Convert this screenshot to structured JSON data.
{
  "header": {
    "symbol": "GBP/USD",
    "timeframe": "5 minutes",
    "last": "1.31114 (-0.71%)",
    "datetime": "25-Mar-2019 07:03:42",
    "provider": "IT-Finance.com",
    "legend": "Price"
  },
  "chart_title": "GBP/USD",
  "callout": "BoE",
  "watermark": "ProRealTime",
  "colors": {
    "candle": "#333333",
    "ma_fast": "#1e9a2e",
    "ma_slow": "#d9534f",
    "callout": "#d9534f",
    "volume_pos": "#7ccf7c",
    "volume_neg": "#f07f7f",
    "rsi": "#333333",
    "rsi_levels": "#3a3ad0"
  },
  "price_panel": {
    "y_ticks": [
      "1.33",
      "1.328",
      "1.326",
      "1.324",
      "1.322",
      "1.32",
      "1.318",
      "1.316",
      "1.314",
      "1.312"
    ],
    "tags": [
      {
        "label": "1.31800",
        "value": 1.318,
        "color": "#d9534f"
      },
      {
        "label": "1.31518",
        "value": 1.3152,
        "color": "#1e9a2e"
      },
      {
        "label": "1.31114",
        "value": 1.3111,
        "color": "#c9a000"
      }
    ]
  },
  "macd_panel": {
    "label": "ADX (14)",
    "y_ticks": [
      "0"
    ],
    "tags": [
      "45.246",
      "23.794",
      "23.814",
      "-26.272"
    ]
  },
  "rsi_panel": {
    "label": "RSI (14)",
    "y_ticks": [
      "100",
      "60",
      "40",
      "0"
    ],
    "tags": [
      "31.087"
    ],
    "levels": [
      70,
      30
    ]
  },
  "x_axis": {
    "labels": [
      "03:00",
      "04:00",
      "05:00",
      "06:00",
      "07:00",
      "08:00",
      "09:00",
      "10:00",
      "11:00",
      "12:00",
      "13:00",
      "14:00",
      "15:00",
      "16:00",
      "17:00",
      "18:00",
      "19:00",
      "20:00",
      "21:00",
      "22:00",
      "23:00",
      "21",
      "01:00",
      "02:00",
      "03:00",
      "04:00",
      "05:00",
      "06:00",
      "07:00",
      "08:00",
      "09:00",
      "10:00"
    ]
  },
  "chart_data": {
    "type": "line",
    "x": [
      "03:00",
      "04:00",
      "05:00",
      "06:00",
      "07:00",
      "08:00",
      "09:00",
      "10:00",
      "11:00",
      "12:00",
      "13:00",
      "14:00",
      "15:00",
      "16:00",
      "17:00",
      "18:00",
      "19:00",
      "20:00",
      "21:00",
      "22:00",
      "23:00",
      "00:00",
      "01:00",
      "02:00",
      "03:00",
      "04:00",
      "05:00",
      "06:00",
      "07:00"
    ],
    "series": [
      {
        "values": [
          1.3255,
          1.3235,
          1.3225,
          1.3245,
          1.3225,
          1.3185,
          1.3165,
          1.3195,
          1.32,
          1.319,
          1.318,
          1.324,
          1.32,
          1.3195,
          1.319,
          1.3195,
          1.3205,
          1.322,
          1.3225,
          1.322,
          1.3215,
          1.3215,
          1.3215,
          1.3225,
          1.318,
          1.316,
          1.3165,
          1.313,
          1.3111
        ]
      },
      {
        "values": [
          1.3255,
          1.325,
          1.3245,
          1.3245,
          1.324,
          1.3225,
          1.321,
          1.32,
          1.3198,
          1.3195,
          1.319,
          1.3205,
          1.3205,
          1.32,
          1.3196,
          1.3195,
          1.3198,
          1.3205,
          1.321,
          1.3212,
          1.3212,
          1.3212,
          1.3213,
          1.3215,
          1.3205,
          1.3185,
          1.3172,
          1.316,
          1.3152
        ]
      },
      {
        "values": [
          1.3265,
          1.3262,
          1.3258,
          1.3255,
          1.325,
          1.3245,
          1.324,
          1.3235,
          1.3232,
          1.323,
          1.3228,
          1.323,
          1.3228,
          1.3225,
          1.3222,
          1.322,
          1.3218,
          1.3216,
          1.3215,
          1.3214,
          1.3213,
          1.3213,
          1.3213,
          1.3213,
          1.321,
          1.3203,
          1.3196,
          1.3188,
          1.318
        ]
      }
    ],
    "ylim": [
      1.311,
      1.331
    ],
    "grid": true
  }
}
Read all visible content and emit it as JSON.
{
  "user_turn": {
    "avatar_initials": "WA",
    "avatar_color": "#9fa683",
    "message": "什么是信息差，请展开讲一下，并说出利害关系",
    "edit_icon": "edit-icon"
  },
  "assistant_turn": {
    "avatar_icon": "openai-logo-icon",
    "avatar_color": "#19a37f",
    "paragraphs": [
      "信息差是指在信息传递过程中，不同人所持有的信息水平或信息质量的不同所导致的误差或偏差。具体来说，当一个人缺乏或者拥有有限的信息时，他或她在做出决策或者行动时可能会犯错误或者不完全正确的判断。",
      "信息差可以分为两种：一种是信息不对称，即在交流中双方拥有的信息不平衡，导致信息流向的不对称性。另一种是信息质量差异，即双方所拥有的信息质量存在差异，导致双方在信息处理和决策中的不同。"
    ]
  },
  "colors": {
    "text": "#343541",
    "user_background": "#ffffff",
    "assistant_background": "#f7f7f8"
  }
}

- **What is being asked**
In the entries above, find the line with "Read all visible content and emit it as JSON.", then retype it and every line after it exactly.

- **Written response**
Read all visible content and emit it as JSON.
{
  "user_turn": {
    "avatar_initials": "WA",
    "avatar_color": "#9fa683",
    "message": "什么是信息差，请展开讲一下，并说出利害关系",
    "edit_icon": "edit-icon"
  },
  "assistant_turn": {
    "avatar_icon": "openai-logo-icon",
    "avatar_color": "#19a37f",
    "paragraphs": [
      "信息差是指在信息传递过程中，不同人所持有的信息水平或信息质量的不同所导致的误差或偏差。具体来说，当一个人缺乏或者拥有有限的信息时，他或她在做出决策或者行动时可能会犯错误或者不完全正确的判断。",
      "信息差可以分为两种：一种是信息不对称，即在交流中双方拥有的信息不平衡，导致信息流向的不对称性。另一种是信息质量差异，即双方所拥有的信息质量存在差异，导致双方在信息处理和决策中的不同。"
    ]
  },
  "colors": {
    "text": "#343541",
    "user_background": "#ffffff",
    "assistant_background": "#f7f7f8"
  }
}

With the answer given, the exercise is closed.